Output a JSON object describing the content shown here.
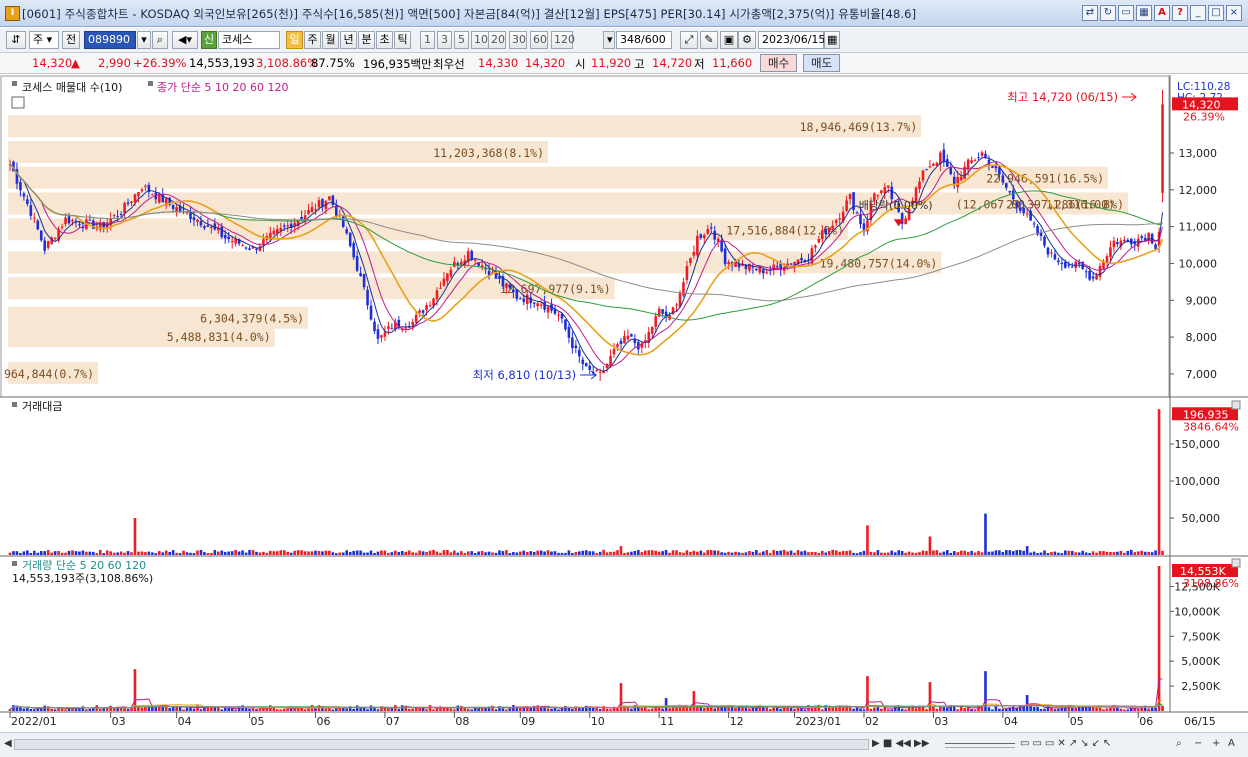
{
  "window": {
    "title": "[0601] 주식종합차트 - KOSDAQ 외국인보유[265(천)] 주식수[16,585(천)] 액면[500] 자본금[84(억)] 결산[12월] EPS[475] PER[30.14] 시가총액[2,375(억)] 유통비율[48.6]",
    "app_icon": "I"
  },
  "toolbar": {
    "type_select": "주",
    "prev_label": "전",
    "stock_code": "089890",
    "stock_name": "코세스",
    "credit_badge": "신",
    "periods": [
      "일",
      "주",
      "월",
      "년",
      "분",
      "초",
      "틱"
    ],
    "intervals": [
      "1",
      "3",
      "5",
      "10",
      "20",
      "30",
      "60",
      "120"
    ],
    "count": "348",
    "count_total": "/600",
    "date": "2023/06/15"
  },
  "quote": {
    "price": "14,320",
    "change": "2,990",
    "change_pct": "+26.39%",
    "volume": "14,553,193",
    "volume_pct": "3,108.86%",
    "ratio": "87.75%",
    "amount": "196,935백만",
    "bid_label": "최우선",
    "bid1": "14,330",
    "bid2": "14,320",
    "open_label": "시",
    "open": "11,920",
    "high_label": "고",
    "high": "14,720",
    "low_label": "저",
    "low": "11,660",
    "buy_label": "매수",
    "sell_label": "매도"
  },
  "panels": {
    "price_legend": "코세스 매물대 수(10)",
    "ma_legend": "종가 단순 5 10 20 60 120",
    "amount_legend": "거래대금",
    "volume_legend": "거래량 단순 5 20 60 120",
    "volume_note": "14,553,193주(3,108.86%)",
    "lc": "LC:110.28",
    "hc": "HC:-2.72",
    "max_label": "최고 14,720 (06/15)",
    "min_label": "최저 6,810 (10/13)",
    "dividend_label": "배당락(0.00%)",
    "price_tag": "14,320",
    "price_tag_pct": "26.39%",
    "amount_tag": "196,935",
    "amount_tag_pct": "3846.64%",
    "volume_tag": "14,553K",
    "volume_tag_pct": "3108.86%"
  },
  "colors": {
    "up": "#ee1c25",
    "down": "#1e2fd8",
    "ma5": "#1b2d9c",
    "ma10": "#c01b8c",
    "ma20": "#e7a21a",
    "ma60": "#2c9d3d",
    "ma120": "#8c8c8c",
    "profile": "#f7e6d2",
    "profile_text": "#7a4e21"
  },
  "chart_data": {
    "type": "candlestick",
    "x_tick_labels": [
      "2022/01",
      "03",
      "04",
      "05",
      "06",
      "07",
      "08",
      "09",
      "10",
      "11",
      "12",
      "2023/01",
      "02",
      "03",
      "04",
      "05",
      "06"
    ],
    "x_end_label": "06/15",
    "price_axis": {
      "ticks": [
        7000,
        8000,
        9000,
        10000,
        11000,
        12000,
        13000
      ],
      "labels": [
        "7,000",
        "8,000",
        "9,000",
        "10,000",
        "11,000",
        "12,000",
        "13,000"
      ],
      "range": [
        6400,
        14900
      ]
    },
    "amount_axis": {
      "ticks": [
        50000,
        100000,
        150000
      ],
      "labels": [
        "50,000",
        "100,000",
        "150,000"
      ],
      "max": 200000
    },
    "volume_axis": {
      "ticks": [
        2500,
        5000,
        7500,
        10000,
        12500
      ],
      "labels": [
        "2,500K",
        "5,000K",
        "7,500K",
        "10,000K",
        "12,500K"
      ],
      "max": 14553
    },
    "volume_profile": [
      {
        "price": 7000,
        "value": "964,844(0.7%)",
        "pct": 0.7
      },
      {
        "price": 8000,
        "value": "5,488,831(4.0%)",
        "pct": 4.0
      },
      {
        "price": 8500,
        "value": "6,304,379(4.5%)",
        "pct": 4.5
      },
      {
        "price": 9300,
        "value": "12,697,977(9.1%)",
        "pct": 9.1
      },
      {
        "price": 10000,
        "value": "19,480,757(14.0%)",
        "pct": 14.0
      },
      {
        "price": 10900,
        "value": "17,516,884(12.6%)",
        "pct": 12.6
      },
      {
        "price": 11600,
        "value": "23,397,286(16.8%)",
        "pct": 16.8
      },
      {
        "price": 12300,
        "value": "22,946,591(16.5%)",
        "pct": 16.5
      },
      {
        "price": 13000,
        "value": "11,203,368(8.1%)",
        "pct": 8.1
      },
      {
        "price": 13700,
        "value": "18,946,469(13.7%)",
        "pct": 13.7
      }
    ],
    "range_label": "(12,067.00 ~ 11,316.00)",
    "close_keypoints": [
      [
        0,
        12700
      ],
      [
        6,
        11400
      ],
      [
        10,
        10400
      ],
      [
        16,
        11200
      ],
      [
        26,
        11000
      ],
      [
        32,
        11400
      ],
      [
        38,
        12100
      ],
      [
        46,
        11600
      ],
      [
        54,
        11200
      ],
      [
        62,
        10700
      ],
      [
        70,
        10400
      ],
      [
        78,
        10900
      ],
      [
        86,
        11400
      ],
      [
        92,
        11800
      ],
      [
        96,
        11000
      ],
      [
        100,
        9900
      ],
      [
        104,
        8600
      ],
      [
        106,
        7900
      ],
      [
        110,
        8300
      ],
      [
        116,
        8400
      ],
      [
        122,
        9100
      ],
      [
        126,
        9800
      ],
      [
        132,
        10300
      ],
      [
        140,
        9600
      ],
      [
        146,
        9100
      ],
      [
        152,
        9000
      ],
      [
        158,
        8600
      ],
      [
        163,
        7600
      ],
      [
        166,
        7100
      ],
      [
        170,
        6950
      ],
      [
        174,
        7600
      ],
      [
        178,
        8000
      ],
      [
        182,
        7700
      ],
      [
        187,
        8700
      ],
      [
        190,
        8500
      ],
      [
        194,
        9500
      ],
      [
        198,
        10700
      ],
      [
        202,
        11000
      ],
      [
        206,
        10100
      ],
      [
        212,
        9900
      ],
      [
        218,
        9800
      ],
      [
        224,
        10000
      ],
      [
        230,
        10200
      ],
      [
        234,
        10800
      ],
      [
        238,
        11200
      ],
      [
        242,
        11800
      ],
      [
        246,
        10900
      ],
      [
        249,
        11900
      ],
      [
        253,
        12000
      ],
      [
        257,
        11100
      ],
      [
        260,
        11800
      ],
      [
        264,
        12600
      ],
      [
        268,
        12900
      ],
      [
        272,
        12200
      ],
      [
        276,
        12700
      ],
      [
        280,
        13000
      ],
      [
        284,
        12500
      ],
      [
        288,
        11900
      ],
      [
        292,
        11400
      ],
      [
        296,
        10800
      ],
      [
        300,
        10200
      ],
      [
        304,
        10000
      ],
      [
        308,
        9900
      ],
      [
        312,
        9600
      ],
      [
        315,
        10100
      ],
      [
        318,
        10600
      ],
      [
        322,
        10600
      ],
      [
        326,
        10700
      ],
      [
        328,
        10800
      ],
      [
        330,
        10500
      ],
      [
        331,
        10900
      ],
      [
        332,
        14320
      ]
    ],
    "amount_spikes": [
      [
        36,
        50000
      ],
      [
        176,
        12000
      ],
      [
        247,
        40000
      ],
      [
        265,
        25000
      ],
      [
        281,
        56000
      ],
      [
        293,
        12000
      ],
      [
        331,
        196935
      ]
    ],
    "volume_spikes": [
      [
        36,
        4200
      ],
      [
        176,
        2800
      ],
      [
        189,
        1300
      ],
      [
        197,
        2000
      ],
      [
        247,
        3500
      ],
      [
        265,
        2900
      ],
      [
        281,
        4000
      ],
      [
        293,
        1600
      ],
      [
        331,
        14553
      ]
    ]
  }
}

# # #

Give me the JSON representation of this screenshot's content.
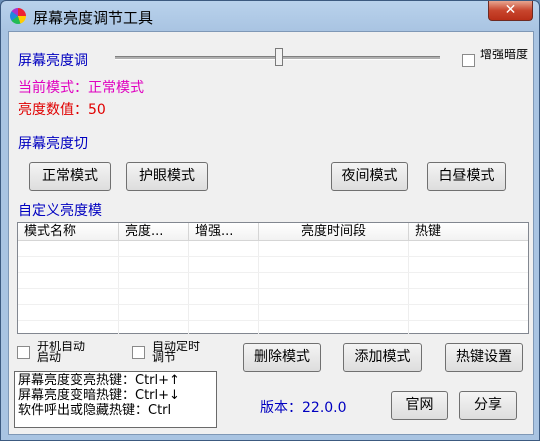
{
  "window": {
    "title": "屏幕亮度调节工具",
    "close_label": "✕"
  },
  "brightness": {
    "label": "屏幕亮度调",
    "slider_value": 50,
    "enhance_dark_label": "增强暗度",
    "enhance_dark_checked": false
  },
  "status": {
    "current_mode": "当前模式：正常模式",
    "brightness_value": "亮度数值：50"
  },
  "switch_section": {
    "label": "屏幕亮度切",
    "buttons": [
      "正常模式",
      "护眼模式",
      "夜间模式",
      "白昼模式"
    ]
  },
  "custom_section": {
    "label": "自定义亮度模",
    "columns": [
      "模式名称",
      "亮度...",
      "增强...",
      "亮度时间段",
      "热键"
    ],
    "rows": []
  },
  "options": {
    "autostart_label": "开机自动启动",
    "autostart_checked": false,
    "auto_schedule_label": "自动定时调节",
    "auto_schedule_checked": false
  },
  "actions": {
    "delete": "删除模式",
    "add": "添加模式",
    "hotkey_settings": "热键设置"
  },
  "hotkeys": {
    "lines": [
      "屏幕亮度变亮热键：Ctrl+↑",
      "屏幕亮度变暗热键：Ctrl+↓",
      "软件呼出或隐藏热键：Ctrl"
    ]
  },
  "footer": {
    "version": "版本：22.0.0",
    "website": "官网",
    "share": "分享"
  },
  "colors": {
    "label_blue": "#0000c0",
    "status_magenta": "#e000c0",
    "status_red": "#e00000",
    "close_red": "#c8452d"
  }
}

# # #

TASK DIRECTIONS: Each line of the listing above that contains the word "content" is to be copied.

ANSWER:
Output a JSON object describing the content shown here.
Give me the JSON representation of this screenshot's content.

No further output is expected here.